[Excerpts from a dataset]
:::
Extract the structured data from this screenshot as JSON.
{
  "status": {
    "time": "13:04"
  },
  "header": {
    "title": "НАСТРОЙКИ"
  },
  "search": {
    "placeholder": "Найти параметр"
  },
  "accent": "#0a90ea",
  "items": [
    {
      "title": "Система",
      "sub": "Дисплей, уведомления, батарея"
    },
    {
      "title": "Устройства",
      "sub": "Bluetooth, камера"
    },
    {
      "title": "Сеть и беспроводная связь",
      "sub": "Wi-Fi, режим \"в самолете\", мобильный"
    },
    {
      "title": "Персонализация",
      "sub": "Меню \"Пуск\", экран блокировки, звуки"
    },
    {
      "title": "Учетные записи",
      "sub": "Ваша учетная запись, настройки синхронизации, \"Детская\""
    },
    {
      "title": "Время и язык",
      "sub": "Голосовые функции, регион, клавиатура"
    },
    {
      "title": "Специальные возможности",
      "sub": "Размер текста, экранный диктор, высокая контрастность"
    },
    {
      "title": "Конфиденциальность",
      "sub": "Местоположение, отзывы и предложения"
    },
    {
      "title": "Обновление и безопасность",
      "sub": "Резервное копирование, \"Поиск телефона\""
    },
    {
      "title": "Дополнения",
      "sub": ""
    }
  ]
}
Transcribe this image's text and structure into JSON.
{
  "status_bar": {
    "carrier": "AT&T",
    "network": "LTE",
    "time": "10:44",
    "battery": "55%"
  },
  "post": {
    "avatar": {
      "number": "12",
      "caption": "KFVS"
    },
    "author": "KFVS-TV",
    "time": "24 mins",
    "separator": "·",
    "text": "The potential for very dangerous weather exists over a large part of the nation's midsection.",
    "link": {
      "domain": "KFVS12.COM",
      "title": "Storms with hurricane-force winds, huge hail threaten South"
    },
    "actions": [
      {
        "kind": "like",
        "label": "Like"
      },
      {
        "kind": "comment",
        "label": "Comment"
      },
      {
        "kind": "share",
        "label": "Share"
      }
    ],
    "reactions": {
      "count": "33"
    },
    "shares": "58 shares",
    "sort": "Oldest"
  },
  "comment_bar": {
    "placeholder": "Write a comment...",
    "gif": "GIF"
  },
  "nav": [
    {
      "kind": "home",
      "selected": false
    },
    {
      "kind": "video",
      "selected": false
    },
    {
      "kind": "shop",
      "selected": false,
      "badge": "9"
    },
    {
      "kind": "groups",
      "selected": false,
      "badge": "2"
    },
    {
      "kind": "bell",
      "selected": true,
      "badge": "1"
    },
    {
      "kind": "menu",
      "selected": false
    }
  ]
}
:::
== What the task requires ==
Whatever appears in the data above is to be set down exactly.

== Response to the task ==
Extract the structured data from this screenshot as JSON.
{
  "status": {
    "time": "13:04"
  },
  "header": {
    "title": "НАСТРОЙКИ"
  },
  "search": {
    "placeholder": "Найти параметр"
  },
  "accent": "#0a90ea",
  "items": [
    {
      "title": "Система",
      "sub": "Дисплей, уведомления, батарея"
    },
    {
      "title": "Устройства",
      "sub": "Bluetooth, камера"
    },
    {
      "title": "Сеть и беспроводная связь",
      "sub": "Wi-Fi, режим \"в самолете\", мобильный"
    },
    {
      "title": "Персонализация",
      "sub": "Меню \"Пуск\", экран блокировки, звуки"
    },
    {
      "title": "Учетные записи",
      "sub": "Ваша учетная запись, настройки синхронизации, \"Детская\""
    },
    {
      "title": "Время и язык",
      "sub": "Голосовые функции, регион, клавиатура"
    },
    {
      "title": "Специальные возможности",
      "sub": "Размер текста, экранный диктор, высокая контрастность"
    },
    {
      "title": "Конфиденциальность",
      "sub": "Местоположение, отзывы и предложения"
    },
    {
      "title": "Обновление и безопасность",
      "sub": "Резервное копирование, \"Поиск телефона\""
    },
    {
      "title": "Дополнения",
      "sub": ""
    }
  ]
}
Transcribe this image's text and structure into JSON.
{
  "status_bar": {
    "carrier": "AT&T",
    "network": "LTE",
    "time": "10:44",
    "battery": "55%"
  },
  "post": {
    "avatar": {
      "number": "12",
      "caption": "KFVS"
    },
    "author": "KFVS-TV",
    "time": "24 mins",
    "separator": "·",
    "text": "The potential for very dangerous weather exists over a large part of the nation's midsection.",
    "link": {
      "domain": "KFVS12.COM",
      "title": "Storms with hurricane-force winds, huge hail threaten South"
    },
    "actions": [
      {
        "kind": "like",
        "label": "Like"
      },
      {
        "kind": "comment",
        "label": "Comment"
      },
      {
        "kind": "share",
        "label": "Share"
      }
    ],
    "reactions": {
      "count": "33"
    },
    "shares": "58 shares",
    "sort": "Oldest"
  },
  "comment_bar": {
    "placeholder": "Write a comment...",
    "gif": "GIF"
  },
  "nav": [
    {
      "kind": "home",
      "selected": false
    },
    {
      "kind": "video",
      "selected": false
    },
    {
      "kind": "shop",
      "selected": false,
      "badge": "9"
    },
    {
      "kind": "groups",
      "selected": false,
      "badge": "2"
    },
    {
      "kind": "bell",
      "selected": true,
      "badge": "1"
    },
    {
      "kind": "menu",
      "selected": false
    }
  ]
}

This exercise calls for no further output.